* [What you will do]:
Write out all the entries word for word and omit any pictures.

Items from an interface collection
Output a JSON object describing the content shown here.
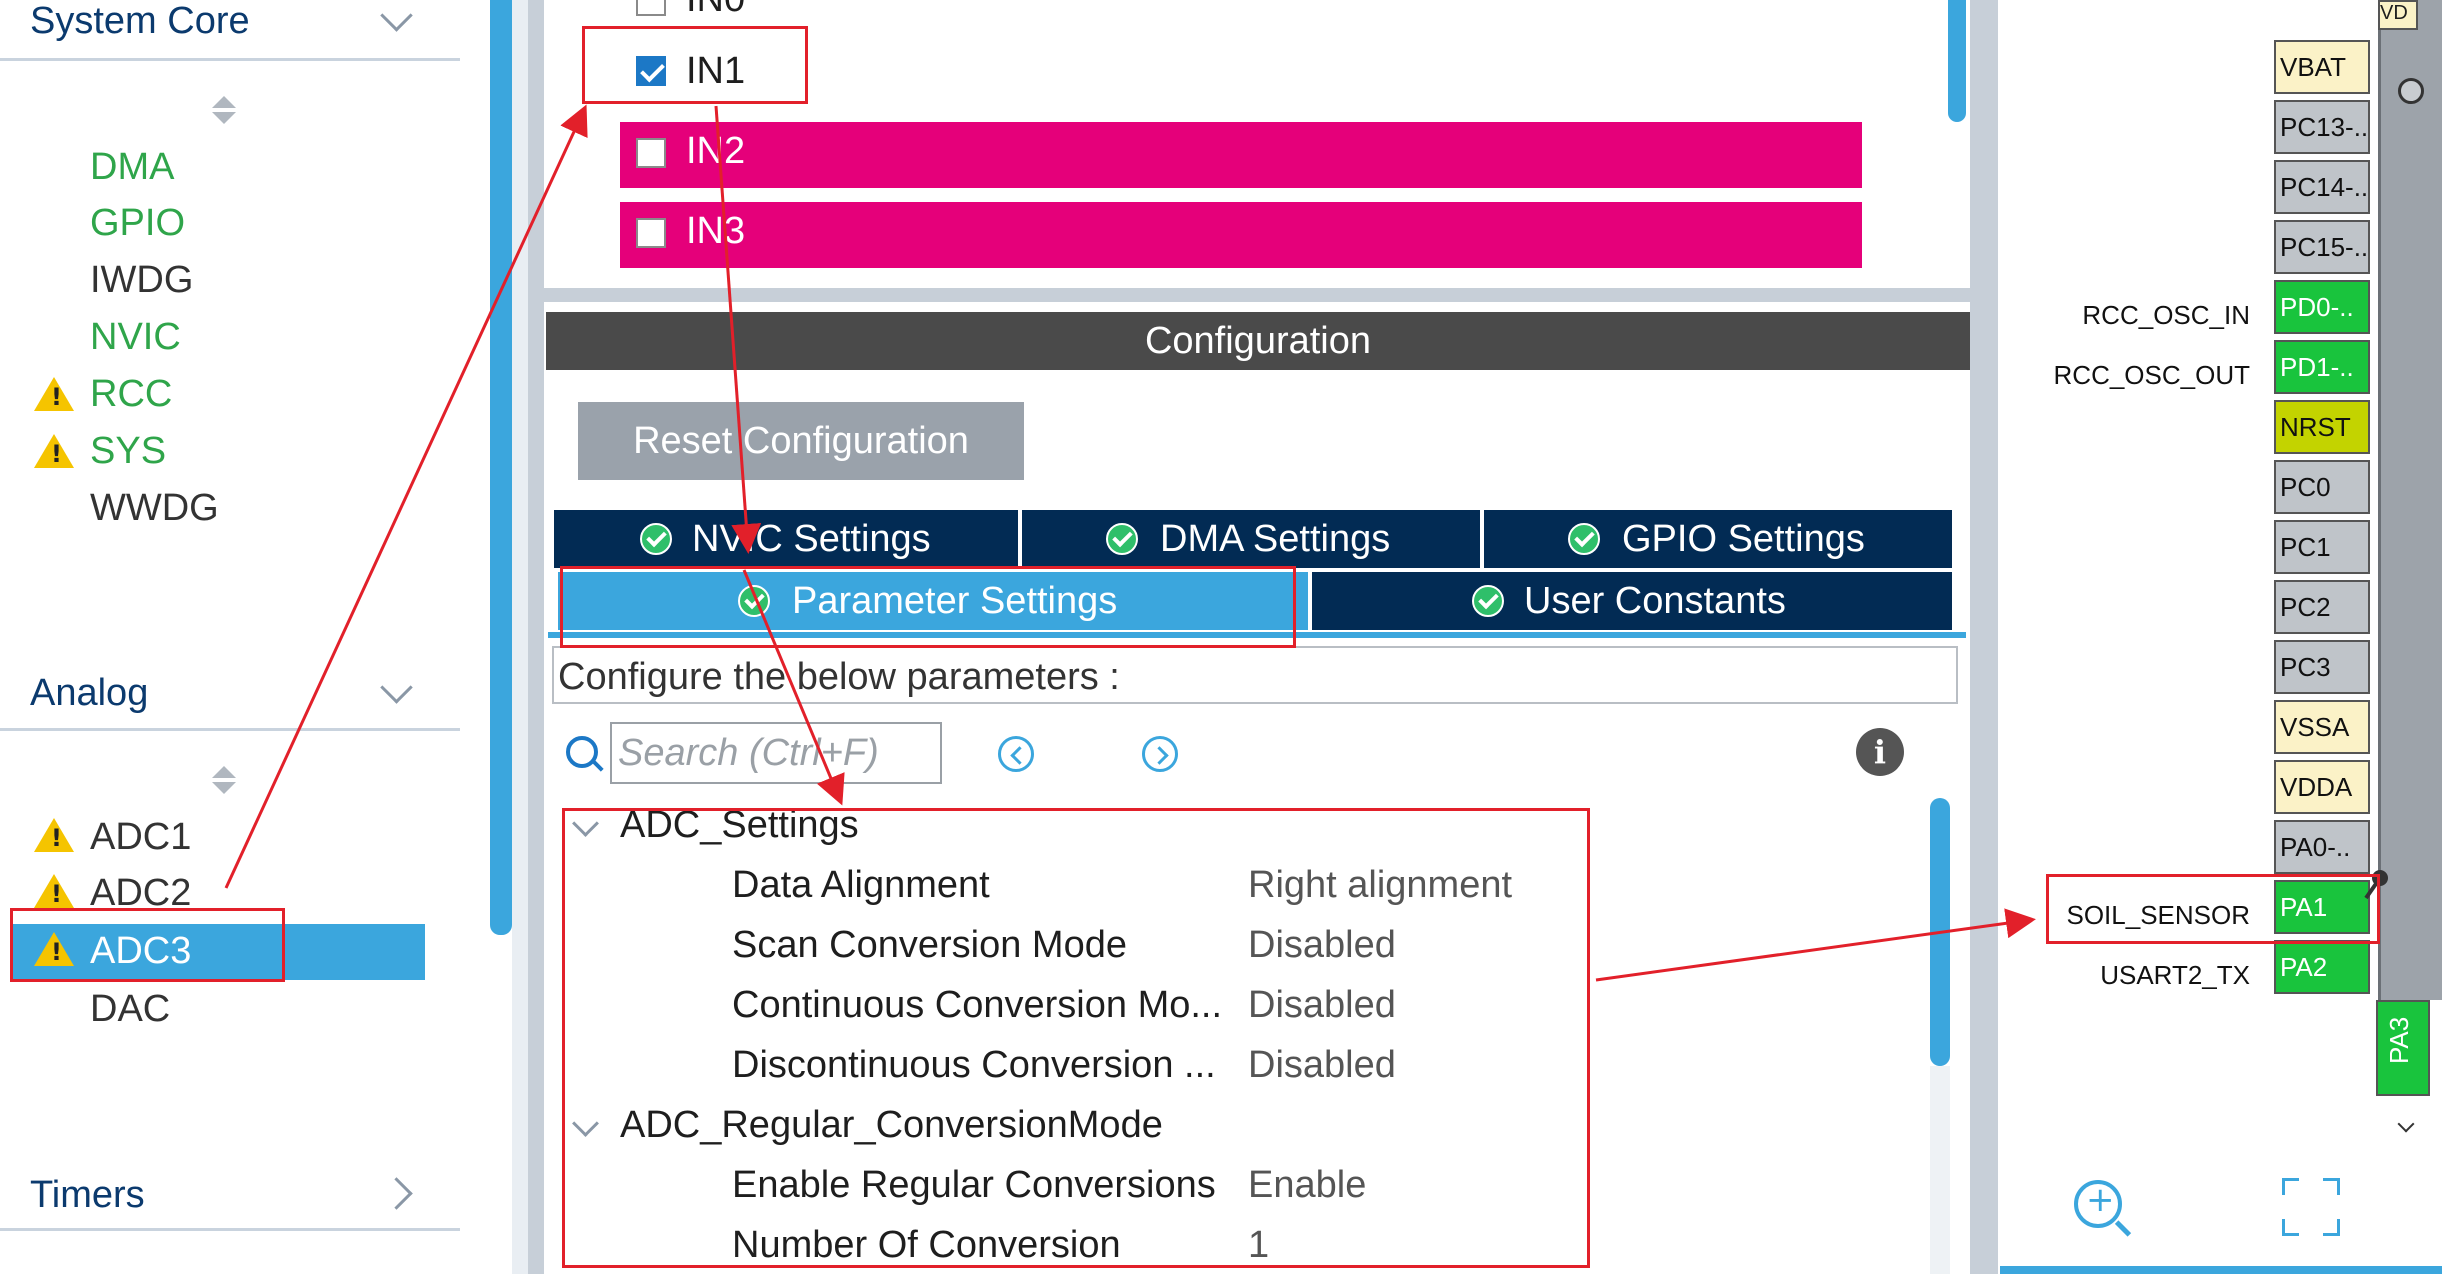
{
  "left_panel": {
    "system_core": {
      "title": "System Core",
      "items": [
        {
          "label": "DMA",
          "color": "#2fa54a",
          "warning": false
        },
        {
          "label": "GPIO",
          "color": "#2fa54a",
          "warning": false
        },
        {
          "label": "IWDG",
          "color": "#333333",
          "warning": false
        },
        {
          "label": "NVIC",
          "color": "#2fa54a",
          "warning": false
        },
        {
          "label": "RCC",
          "color": "#2fa54a",
          "warning": true
        },
        {
          "label": "SYS",
          "color": "#2fa54a",
          "warning": true
        },
        {
          "label": "WWDG",
          "color": "#333333",
          "warning": false
        }
      ]
    },
    "analog": {
      "title": "Analog",
      "items": [
        {
          "label": "ADC1",
          "warning": true
        },
        {
          "label": "ADC2",
          "warning": true
        },
        {
          "label": "ADC3",
          "warning": true,
          "selected": true
        },
        {
          "label": "DAC",
          "warning": false
        }
      ]
    },
    "timers": {
      "title": "Timers"
    }
  },
  "mode": {
    "channels": [
      {
        "label": "IN0",
        "checked": false
      },
      {
        "label": "IN1",
        "checked": true
      },
      {
        "label": "IN2",
        "checked": false
      },
      {
        "label": "IN3",
        "checked": false
      }
    ]
  },
  "configuration": {
    "title": "Configuration",
    "reset_label": "Reset Configuration",
    "tabs_row1": [
      "NVIC Settings",
      "DMA Settings",
      "GPIO Settings"
    ],
    "tabs_row2": [
      "Parameter Settings",
      "User Constants"
    ],
    "active_tab": "Parameter Settings",
    "configure_text": "Configure the below parameters :",
    "search_placeholder": "Search (Ctrl+F)",
    "groups": [
      {
        "label": "ADC_Settings",
        "params": [
          {
            "name": "Data Alignment",
            "value": "Right alignment"
          },
          {
            "name": "Scan Conversion Mode",
            "value": "Disabled"
          },
          {
            "name": "Continuous Conversion Mo...",
            "value": "Disabled"
          },
          {
            "name": "Discontinuous Conversion ...",
            "value": "Disabled"
          }
        ]
      },
      {
        "label": "ADC_Regular_ConversionMode",
        "params": [
          {
            "name": "Enable Regular Conversions",
            "value": "Enable"
          },
          {
            "name": "Number Of Conversion",
            "value": "1"
          }
        ]
      }
    ]
  },
  "chip": {
    "top_pin_label": "VD",
    "pins": [
      {
        "name": "VBAT",
        "label": "",
        "color": "yellow"
      },
      {
        "name": "PC13-..",
        "label": "",
        "color": "gray"
      },
      {
        "name": "PC14-..",
        "label": "",
        "color": "gray"
      },
      {
        "name": "PC15-..",
        "label": "",
        "color": "gray"
      },
      {
        "name": "PD0-..",
        "label": "RCC_OSC_IN",
        "color": "green"
      },
      {
        "name": "PD1-..",
        "label": "RCC_OSC_OUT",
        "color": "green"
      },
      {
        "name": "NRST",
        "label": "",
        "color": "olive"
      },
      {
        "name": "PC0",
        "label": "",
        "color": "gray"
      },
      {
        "name": "PC1",
        "label": "",
        "color": "gray"
      },
      {
        "name": "PC2",
        "label": "",
        "color": "gray"
      },
      {
        "name": "PC3",
        "label": "",
        "color": "gray"
      },
      {
        "name": "VSSA",
        "label": "",
        "color": "yellow"
      },
      {
        "name": "VDDA",
        "label": "",
        "color": "yellow"
      },
      {
        "name": "PA0-..",
        "label": "",
        "color": "gray"
      },
      {
        "name": "PA1",
        "label": "SOIL_SENSOR",
        "color": "green"
      },
      {
        "name": "PA2",
        "label": "USART2_TX",
        "color": "green"
      }
    ],
    "bottom_pin": "PA3"
  }
}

* [Answer section]:
Output a JSON object describing the content shown here.
{
  "left_panel": {
    "system_core": {
      "title": "System Core",
      "items": [
        {
          "label": "DMA",
          "color": "#2fa54a",
          "warning": false
        },
        {
          "label": "GPIO",
          "color": "#2fa54a",
          "warning": false
        },
        {
          "label": "IWDG",
          "color": "#333333",
          "warning": false
        },
        {
          "label": "NVIC",
          "color": "#2fa54a",
          "warning": false
        },
        {
          "label": "RCC",
          "color": "#2fa54a",
          "warning": true
        },
        {
          "label": "SYS",
          "color": "#2fa54a",
          "warning": true
        },
        {
          "label": "WWDG",
          "color": "#333333",
          "warning": false
        }
      ]
    },
    "analog": {
      "title": "Analog",
      "items": [
        {
          "label": "ADC1",
          "warning": true
        },
        {
          "label": "ADC2",
          "warning": true
        },
        {
          "label": "ADC3",
          "warning": true,
          "selected": true
        },
        {
          "label": "DAC",
          "warning": false
        }
      ]
    },
    "timers": {
      "title": "Timers"
    }
  },
  "mode": {
    "channels": [
      {
        "label": "IN0",
        "checked": false
      },
      {
        "label": "IN1",
        "checked": true
      },
      {
        "label": "IN2",
        "checked": false
      },
      {
        "label": "IN3",
        "checked": false
      }
    ]
  },
  "configuration": {
    "title": "Configuration",
    "reset_label": "Reset Configuration",
    "tabs_row1": [
      "NVIC Settings",
      "DMA Settings",
      "GPIO Settings"
    ],
    "tabs_row2": [
      "Parameter Settings",
      "User Constants"
    ],
    "active_tab": "Parameter Settings",
    "configure_text": "Configure the below parameters :",
    "search_placeholder": "Search (Ctrl+F)",
    "groups": [
      {
        "label": "ADC_Settings",
        "params": [
          {
            "name": "Data Alignment",
            "value": "Right alignment"
          },
          {
            "name": "Scan Conversion Mode",
            "value": "Disabled"
          },
          {
            "name": "Continuous Conversion Mo...",
            "value": "Disabled"
          },
          {
            "name": "Discontinuous Conversion ...",
            "value": "Disabled"
          }
        ]
      },
      {
        "label": "ADC_Regular_ConversionMode",
        "params": [
          {
            "name": "Enable Regular Conversions",
            "value": "Enable"
          },
          {
            "name": "Number Of Conversion",
            "value": "1"
          }
        ]
      }
    ]
  },
  "chip": {
    "top_pin_label": "VD",
    "pins": [
      {
        "name": "VBAT",
        "label": "",
        "color": "yellow"
      },
      {
        "name": "PC13-..",
        "label": "",
        "color": "gray"
      },
      {
        "name": "PC14-..",
        "label": "",
        "color": "gray"
      },
      {
        "name": "PC15-..",
        "label": "",
        "color": "gray"
      },
      {
        "name": "PD0-..",
        "label": "RCC_OSC_IN",
        "color": "green"
      },
      {
        "name": "PD1-..",
        "label": "RCC_OSC_OUT",
        "color": "green"
      },
      {
        "name": "NRST",
        "label": "",
        "color": "olive"
      },
      {
        "name": "PC0",
        "label": "",
        "color": "gray"
      },
      {
        "name": "PC1",
        "label": "",
        "color": "gray"
      },
      {
        "name": "PC2",
        "label": "",
        "color": "gray"
      },
      {
        "name": "PC3",
        "label": "",
        "color": "gray"
      },
      {
        "name": "VSSA",
        "label": "",
        "color": "yellow"
      },
      {
        "name": "VDDA",
        "label": "",
        "color": "yellow"
      },
      {
        "name": "PA0-..",
        "label": "",
        "color": "gray"
      },
      {
        "name": "PA1",
        "label": "SOIL_SENSOR",
        "color": "green"
      },
      {
        "name": "PA2",
        "label": "USART2_TX",
        "color": "green"
      }
    ],
    "bottom_pin": "PA3"
  }
}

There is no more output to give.